The Merchant of Venice opens with a young Venetian gentlemen, Bassiano (played with vigour and vim by Damien Strouthos), borrowing money from friend and businessman, Antonio, to woo his true love; a wealthy Venetian heiress, Portia. With Antonio's fleets all at sea he's flat broke, so he approaches known Jewish money lender Shylock for the cashola. An odd choice, given his past anti-Semitic treatment and abuse of said money lender. Shylock agrees, though, to the loan on the kicky terms that if it's not settled within the agreed time he gets to shave a goodly pound of flesh off Antonio as payment. And the hi-jinks ensue. Shakespeare, what a kidder. Yearning young love, injustice, religion, passion, and comical deception. The Merchant of Venice has it all. It really is a GREAT tale.

Bell Shakespeare's production, under the masterful direction of Anne-Louise Sarks, doesn't pull any punches. The actors are on stage and in view the whole time, the action moves continuously and the characters are both likeable and detestable. There can be a trap with this work to end up in the telling with a leaning towards either the Jews or the Christians – but the true credit of this production is that the actions of both are incredibly ugly. Mitchell Butel's performance as Shylock is nuanced and on point. He suffers the abuse and discrimination with a considered approach, and at the core of the hardened businessman you see a loving father who struggles with the desire to rage. When he reaches his tipping point, as vile as his actions are, there is a macabre understanding of why. The courtroom scene in this production is riveting. It was the highpoint of the evening.
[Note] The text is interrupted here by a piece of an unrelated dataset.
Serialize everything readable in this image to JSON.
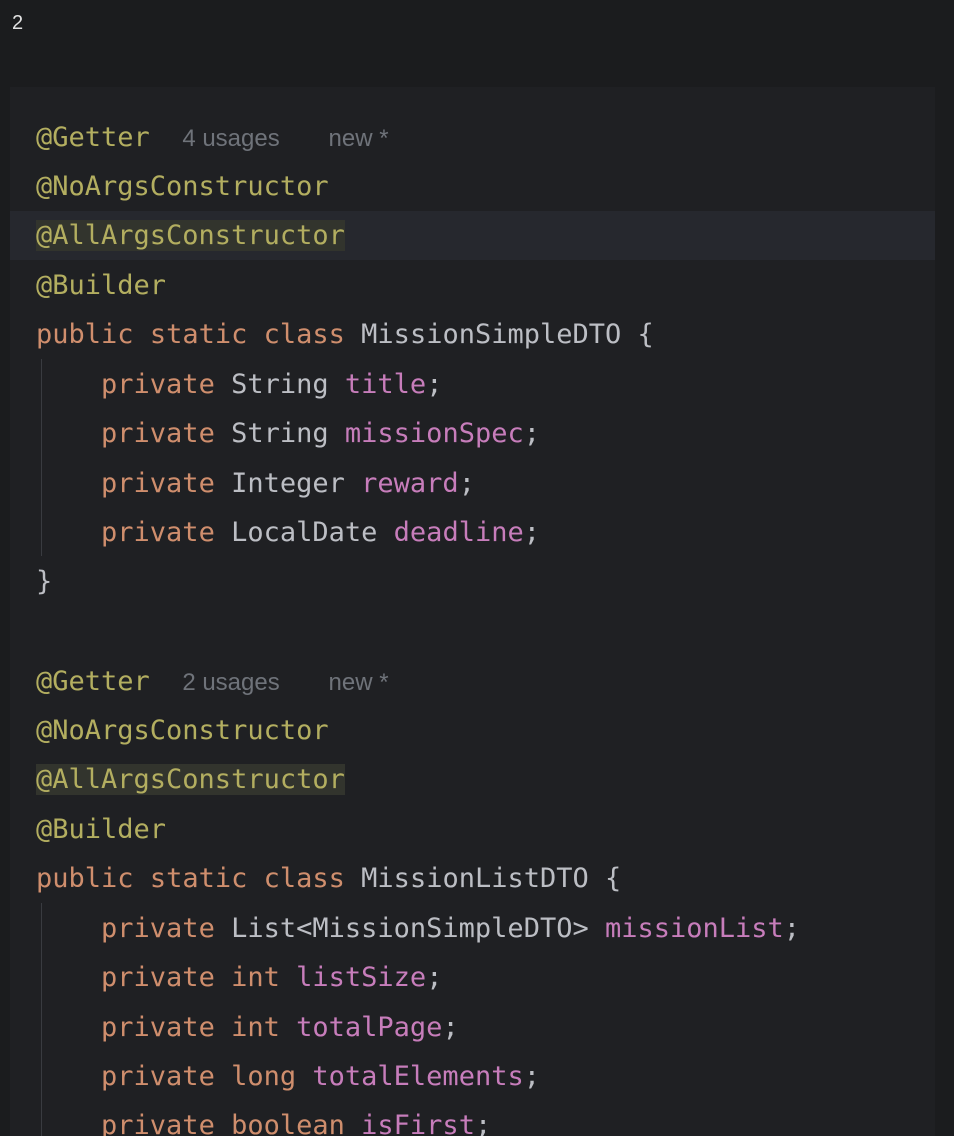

It left the audience grappling with the desire for Antonio to not lose his life, while also understanding Shylock's resolve. It's was pure, great theatre.

Other shout outs must go to the women in this production, Jessica Tovey as Portia, Catherine Davies as Nerissa and Felicity McKay as Jessica, who were incredibly strong in their respective roles. Jessica's final moments in the play were so on point it was heartbreaking. She was crying out for humanity and we needed her to do it.

The sparse, effective set and costume design by Michael Hankin, lighting by Paul Jackson and sound by Max Lyandvert sit perfectly below and around the performance. Not overstated, they're altogether complimentary. It's engaging, it's dynamic and all the elements came together so beautifully in the scene where Shylock realises Jessica has left. It was superb.

Running until the 30th of July at the Arts Centre, this latest production by Bell Shakespeare is a powerful one. It may be touted as a Rom-Com, but it raises great questions and it gets people talking. Isn't that what our stages should be doing?


Bell Shakespeare presents
The Merchant of Venice
by William Shakespeare

Director Anne-Louise Sarks

Venue: Fairfax Studio | Arts Centre Melbourne
Dates: 19 – 30 July, 2017
Bookings: www.artscentremelbourne.com.au